Information provided section start

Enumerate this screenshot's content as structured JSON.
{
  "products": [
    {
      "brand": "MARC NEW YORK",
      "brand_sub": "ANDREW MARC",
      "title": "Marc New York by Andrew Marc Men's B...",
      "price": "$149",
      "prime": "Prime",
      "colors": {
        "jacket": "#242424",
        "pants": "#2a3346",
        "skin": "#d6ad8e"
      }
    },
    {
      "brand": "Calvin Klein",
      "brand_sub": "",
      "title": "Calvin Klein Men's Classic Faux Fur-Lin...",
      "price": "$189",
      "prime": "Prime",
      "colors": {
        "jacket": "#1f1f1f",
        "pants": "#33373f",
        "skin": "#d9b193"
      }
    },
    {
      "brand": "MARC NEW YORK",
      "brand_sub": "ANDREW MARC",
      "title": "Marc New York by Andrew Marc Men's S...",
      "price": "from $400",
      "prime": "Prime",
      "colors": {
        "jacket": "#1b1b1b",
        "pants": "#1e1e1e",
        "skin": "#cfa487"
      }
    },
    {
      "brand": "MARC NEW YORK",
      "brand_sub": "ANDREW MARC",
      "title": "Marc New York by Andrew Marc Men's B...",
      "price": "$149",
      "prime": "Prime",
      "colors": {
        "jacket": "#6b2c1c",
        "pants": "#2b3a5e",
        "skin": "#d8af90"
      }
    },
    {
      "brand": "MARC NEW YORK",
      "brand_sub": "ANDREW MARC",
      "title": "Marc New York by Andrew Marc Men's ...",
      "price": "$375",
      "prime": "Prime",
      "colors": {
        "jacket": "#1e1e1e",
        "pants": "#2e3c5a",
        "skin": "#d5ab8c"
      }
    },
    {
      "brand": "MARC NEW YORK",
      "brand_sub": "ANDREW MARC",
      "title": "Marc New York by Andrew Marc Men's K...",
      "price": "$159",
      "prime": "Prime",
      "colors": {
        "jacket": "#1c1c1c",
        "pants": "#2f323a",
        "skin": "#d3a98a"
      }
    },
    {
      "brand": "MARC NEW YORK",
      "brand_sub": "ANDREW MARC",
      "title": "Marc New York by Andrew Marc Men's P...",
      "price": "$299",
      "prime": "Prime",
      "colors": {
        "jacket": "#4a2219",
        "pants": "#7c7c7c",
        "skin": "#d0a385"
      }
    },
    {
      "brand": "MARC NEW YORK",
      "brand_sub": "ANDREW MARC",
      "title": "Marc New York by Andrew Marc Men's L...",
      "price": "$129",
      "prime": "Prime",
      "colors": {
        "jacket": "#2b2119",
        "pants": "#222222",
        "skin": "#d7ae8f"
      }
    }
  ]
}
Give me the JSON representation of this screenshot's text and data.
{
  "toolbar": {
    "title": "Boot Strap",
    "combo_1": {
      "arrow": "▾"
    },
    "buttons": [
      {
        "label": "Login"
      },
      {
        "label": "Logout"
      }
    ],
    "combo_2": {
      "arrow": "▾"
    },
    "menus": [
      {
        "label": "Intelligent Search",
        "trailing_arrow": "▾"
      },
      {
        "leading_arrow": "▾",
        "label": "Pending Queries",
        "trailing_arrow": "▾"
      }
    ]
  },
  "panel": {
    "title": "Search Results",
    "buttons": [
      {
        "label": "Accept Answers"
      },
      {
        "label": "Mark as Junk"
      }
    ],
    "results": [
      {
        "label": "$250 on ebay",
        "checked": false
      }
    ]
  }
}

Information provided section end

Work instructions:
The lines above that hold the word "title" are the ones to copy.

Completed task:
      "title": "Marc New York by Andrew Marc Men's B...",
      "title": "Calvin Klein Men's Classic Faux Fur-Lin...",
      "title": "Marc New York by Andrew Marc Men's S...",
      "title": "Marc New York by Andrew Marc Men's B...",
      "title": "Marc New York by Andrew Marc Men's ...",
      "title": "Marc New York by Andrew Marc Men's K...",
      "title": "Marc New York by Andrew Marc Men's P...",
      "title": "Marc New York by Andrew Marc Men's L...",
    "title": "Boot Strap",
    "title": "Search Results",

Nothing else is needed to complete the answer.